Iran's new conditions
Is Tehran in a position to set out new criteria for resuming nuclear talks?
Last Modified: 29 Jun 2010 10:08 GMT

Iran may be ready to resume talks with the West, but under new conditions.

Mahmoud Ahmadinejad, the Iranian president, set out new criteria for Western nations, highlighting what he called Western hypocrisy. 

This comes after the US and its allies slapped Iran with more sanctions, hoping that they will deter Tehran from its nuclear ambitions.

They are concerned Tehran is trying to build a nuclear bomb, but Iran says its nuclear programme is only for civilian purposes.
Reasserting this position, Ahmadinejad said he will delay the talks until late August and will talk only to those who clarify their position on some of what he considers to be key issues.

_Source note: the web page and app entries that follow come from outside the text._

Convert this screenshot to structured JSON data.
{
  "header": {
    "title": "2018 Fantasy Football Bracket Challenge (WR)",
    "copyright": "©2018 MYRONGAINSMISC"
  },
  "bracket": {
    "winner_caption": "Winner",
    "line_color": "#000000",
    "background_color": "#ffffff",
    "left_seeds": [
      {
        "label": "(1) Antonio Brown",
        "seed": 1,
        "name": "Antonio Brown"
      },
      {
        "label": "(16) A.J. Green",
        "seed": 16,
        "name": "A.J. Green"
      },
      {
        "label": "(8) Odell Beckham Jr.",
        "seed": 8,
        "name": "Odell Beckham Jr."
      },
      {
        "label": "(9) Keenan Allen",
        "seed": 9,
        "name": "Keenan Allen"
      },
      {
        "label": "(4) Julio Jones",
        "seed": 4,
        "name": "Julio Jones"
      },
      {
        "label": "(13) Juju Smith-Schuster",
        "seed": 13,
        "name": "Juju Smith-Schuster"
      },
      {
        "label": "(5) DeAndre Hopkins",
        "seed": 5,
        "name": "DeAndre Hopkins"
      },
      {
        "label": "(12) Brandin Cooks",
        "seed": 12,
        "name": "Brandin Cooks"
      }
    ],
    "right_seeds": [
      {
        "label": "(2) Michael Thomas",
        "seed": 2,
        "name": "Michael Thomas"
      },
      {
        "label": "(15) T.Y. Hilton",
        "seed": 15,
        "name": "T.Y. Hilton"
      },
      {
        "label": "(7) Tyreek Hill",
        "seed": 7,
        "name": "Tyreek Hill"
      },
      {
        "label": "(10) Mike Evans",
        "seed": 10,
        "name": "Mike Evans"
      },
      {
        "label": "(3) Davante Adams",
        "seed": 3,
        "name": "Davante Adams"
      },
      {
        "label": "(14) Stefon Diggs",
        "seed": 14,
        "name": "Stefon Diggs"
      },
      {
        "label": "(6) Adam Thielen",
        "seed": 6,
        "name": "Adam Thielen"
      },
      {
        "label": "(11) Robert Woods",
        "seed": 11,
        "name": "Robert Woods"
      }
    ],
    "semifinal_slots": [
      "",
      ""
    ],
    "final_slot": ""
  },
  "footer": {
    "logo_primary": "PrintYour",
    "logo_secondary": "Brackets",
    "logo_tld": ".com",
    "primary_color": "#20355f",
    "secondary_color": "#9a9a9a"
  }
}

What has triggered Iran to re-assert itself? Is Tehran in a position to dictate new conditions? Or are the latest sanctions already biting?

Joining the programme are Seyed Mohammad Marandi, the head of North American studies at Tehran University, Geneive Abdo, an Iran expert and fellow at the Century Foundation, and Alastair Crooke, the director and founder of Conflicts Forum.

This episode of Inside Story aired from Monday, June 28, 2010. 

Al Jazeera
Topics in this article
Featured on Al Jazeera
'Justice for All' demonstrations swell across the US over the deaths of African Americans in police encounters.
Six former Guantanamo detainees are now free in Uruguay with some hailing the decision to grant them asylum.
Disproportionately high number of Aboriginal people in prison highlights inequality and marginalisation, critics say.
Nearly half of Canadians have suffered inappropriate advances on the job - and the political arena is no exception.
Women's rights activists are demanding change after Hanna Lalango, 16, was gang-raped on a bus and left for dead.
Buried in Sweden's northern forest, Sorsele has welcomed many unaccompanied kids who help stabilise a town exodus.
A look at the changing face of North Korea, three years after the death of 'Dear Leader'.
While some fear a Muslim backlash after café killings, solidarity instead appears to be the order of the day.
Victims spared by the deadly disease are reporting blindness and other unexpected post-Ebola health issues.